*Task to complete*
Reproduce the data that follows precisely.

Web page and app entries
=== Section Start ===
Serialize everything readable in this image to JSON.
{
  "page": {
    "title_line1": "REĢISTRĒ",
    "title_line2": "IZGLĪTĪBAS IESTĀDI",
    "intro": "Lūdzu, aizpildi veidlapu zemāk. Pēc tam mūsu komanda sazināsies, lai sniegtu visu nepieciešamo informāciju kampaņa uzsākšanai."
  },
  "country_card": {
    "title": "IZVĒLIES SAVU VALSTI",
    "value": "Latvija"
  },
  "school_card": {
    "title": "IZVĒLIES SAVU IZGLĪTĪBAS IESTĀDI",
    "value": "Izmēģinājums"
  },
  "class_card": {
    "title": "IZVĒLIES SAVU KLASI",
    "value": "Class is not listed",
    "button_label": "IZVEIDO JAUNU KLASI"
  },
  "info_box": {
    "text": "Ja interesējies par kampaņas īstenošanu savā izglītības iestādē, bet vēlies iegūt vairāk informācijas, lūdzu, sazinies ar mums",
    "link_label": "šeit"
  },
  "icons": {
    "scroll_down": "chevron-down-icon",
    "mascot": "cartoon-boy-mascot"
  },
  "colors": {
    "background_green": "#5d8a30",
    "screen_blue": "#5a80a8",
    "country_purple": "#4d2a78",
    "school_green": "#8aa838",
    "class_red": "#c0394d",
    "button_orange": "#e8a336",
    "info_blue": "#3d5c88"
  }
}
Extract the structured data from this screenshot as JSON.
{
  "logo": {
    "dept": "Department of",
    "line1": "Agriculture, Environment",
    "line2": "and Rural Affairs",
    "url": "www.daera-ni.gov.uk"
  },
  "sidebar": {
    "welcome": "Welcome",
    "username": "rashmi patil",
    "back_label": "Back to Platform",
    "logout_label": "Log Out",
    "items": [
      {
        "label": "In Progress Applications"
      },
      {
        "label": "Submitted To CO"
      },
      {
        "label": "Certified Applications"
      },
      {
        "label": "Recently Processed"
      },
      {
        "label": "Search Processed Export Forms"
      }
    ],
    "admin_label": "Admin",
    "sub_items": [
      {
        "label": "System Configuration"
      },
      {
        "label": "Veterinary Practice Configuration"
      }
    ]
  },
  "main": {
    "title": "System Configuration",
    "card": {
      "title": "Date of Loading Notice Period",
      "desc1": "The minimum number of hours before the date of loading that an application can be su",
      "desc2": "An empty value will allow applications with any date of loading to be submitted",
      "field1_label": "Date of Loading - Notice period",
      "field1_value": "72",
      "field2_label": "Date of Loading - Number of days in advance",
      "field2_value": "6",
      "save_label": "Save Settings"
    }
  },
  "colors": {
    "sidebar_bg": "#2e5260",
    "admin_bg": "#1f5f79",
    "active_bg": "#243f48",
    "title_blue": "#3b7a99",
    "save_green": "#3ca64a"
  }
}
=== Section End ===
*Task output*
Serialize everything readable in this image to JSON.
{
  "page": {
    "title_line1": "REĢISTRĒ",
    "title_line2": "IZGLĪTĪBAS IESTĀDI",
    "intro": "Lūdzu, aizpildi veidlapu zemāk. Pēc tam mūsu komanda sazināsies, lai sniegtu visu nepieciešamo informāciju kampaņa uzsākšanai."
  },
  "country_card": {
    "title": "IZVĒLIES SAVU VALSTI",
    "value": "Latvija"
  },
  "school_card": {
    "title": "IZVĒLIES SAVU IZGLĪTĪBAS IESTĀDI",
    "value": "Izmēģinājums"
  },
  "class_card": {
    "title": "IZVĒLIES SAVU KLASI",
    "value": "Class is not listed",
    "button_label": "IZVEIDO JAUNU KLASI"
  },
  "info_box": {
    "text": "Ja interesējies par kampaņas īstenošanu savā izglītības iestādē, bet vēlies iegūt vairāk informācijas, lūdzu, sazinies ar mums",
    "link_label": "šeit"
  },
  "icons": {
    "scroll_down": "chevron-down-icon",
    "mascot": "cartoon-boy-mascot"
  },
  "colors": {
    "background_green": "#5d8a30",
    "screen_blue": "#5a80a8",
    "country_purple": "#4d2a78",
    "school_green": "#8aa838",
    "class_red": "#c0394d",
    "button_orange": "#e8a336",
    "info_blue": "#3d5c88"
  }
}
Extract the structured data from this screenshot as JSON.
{
  "logo": {
    "dept": "Department of",
    "line1": "Agriculture, Environment",
    "line2": "and Rural Affairs",
    "url": "www.daera-ni.gov.uk"
  },
  "sidebar": {
    "welcome": "Welcome",
    "username": "rashmi patil",
    "back_label": "Back to Platform",
    "logout_label": "Log Out",
    "items": [
      {
        "label": "In Progress Applications"
      },
      {
        "label": "Submitted To CO"
      },
      {
        "label": "Certified Applications"
      },
      {
        "label": "Recently Processed"
      },
      {
        "label": "Search Processed Export Forms"
      }
    ],
    "admin_label": "Admin",
    "sub_items": [
      {
        "label": "System Configuration"
      },
      {
        "label": "Veterinary Practice Configuration"
      }
    ]
  },
  "main": {
    "title": "System Configuration",
    "card": {
      "title": "Date of Loading Notice Period",
      "desc1": "The minimum number of hours before the date of loading that an application can be su",
      "desc2": "An empty value will allow applications with any date of loading to be submitted",
      "field1_label": "Date of Loading - Notice period",
      "field1_value": "72",
      "field2_label": "Date of Loading - Number of days in advance",
      "field2_value": "6",
      "save_label": "Save Settings"
    }
  },
  "colors": {
    "sidebar_bg": "#2e5260",
    "admin_bg": "#1f5f79",
    "active_bg": "#243f48",
    "title_blue": "#3b7a99",
    "save_green": "#3ca64a"
  }
}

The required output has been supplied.